Commercial Payers → Delivery → Screening & Identification
Screening & Identification – Commercial Payers
Commercial health insurance plans and employers can identify prospective participants for the National Diabetes Prevention Program (National DPP) lifestyle change program based on participant eligibility criteria. To be eligible for referral to a CDC-recognized lifestyle change program, patients must meet the following requirements:
- Be at least 18 years old, and
- Be overweight (body mass index ≥25; ≥23 if Asian), and
- Have no previous diagnoses of type 1 or type 2 diabetes, and
- Have a blood test result in the prediabetes range within the past year:
- Hemoglobin A1C: 5.7%–6.4%, or
- Fasting plasma glucose: 100–125mg/dL, or
- Two-hour plasma glucose (after a 75mg glucose load): 140–199mg/dL, or
- Be previously diagnosed with gestational diabetes, or
- Score 5 or higher on the CDC/ADA Prediabetes Risk Test
Note: Studies of type 2 diabetes prevention lifestyle programs have not included children; these programs are intended for adults at high risk for developing type 2 diabetes. Lifestyle programs for type 2 diabetes prevention emphasize weight loss and are not appropriate for women who are currently pregnant. Participants who become pregnant may continue at the discretion of the lifestyle program provider.

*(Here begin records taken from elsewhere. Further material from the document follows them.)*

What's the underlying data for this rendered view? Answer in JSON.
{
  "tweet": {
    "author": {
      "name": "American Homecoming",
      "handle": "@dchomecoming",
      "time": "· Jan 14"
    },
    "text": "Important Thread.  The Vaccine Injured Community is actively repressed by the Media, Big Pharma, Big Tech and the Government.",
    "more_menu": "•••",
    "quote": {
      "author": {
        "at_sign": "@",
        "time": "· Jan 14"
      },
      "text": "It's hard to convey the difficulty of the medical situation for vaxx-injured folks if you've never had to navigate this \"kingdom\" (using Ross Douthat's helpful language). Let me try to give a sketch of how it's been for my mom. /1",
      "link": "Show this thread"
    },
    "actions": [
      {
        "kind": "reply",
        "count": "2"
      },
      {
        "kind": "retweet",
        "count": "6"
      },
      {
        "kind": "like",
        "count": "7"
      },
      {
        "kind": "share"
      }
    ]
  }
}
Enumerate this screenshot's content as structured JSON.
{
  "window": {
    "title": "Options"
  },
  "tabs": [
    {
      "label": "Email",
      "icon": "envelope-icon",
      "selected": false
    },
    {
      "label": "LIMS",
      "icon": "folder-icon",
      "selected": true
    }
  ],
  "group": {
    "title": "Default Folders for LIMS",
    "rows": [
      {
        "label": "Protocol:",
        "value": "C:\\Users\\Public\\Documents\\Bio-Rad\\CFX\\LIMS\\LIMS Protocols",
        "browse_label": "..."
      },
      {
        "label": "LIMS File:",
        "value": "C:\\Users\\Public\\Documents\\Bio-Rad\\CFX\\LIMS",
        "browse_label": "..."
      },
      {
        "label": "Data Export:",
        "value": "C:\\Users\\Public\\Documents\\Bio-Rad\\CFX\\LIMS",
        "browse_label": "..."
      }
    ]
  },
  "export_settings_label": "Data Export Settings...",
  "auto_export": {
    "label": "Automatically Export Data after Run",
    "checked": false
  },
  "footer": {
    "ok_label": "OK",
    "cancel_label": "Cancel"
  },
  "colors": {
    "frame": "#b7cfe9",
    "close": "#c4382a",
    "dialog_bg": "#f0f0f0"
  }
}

To be eligible for the National DPP lifestyle change program, individuals must have one of the blood test results described above, be previously diagnosed with gestational diabetes, or score 5 or higher on the CDC/ADA Prediabetes Risk Test. The CDC Diabetes Prevention Recognition Program (DPRP) standards require that at least 35% of a program’s participants be diagnosed with prediabetes through blood testing (or have a history of gestational diabetes). The remaining participants in the group can be considered eligible for the program based on their scores on the CDC/ADA Prediabetes Risk Test. The CDC/ADA Prediabetes Risk Test is a brief seven question survey that allows one to gauge their risk of having prediabetes. Regularly scheduled biometric screenings may be an opportunity to determine if an individual is eligible.
Health Plan A
Members may first receive an email or other invitation from their employer’s communication campaign inviting them to take a screening test on the CDC-recognized provider’s website. Once the member has completed the initial screening and is identified as potentially being at risk for diabetes, the member is invited to take a more in-depth screening that assesses the member’s health and readiness to change. The CDC-recognized provider reviews the assessment and decides whether to invite the member to participate in the program.
Medical Claims or Electronic Health Records
Some organizations have leveraged electronic health record data and/or medical claims data to proactively identify individuals who are, or may be, eligible for the program. For instance:
- The Kentucky Employees’ Health Plan identifies potentially eligible individuals through a post-visit claims review. Algorithms detect members who potentially have prediabetes. These individuals are contacted by phone and email and connected to the nearest CDC-recognized organization to enroll in the program.
- Another health plan also identifies individuals for the program by mining EHR data for persons who meet program criteria, after which physicians are notified for referral.
- Some health systems, health insurance plans, and employers identify eligible members through lab-confirmed A1C levels that place them in the prediabetes range.
Querying a Medical Claims Database or EHR
There are several billing and procedure codes that could be pulled from a medical claims database or EHR to identify potentially eligible individuals. For example, a query could be set up to pull information required for program eligibility. In instances where a specific lab value is required for inclusion, the actual lab value should be pulled. The program eligibility criteria for the National DPP lifestyle change program are listed below, with potential codes and other query-able elements listed in the columns to the right of each criteria. The presence of an x at the end of the code indicates there are multiple code modifiers or options for each of those codes.
A description of many of these codes, as well as applicable office visit or procedure codes, can be found on the AMA’s list of codes to use when screening for prediabetes and diabetes. While the ICD-10 and CPT codes should be consistent across facilities, how databases are structured and queried is likely to vary. It is important to engage a database expert within your organization early in this process to understand how best to refine your query.
Once this data is collected, it could then be stratified to determine which individuals are at the highest risk of developing diabetes and could most benefit from this program. Below is an example risk stratification which could be used to assess potential participants and how broadly or narrow a plan may want to extend access to the program.
Tracking Eligibility Through a Claims System
A subject’s participation in the program can also be tracked by following the submission of claims as they are received. This provides information on whether or not the participants are both attending and meeting milestones in the program.
For more information on coding for the National DPP lifestyle change program in a claims system, see the Coding and Billing page.
Some commercial plans and employers have found that an effective screening and identification mechanism is a worksite wellness event or health fair. These events frequently include a biometric screening or the opportunity for members to take a risk assessment with a tablet or with paper and pencil. Members or employees found to be at risk for type 2 diabetes may receive an immediate referral and be placed in contact with a local in-person or online CDC-recognized organization.
Content last updated: February 13, 2020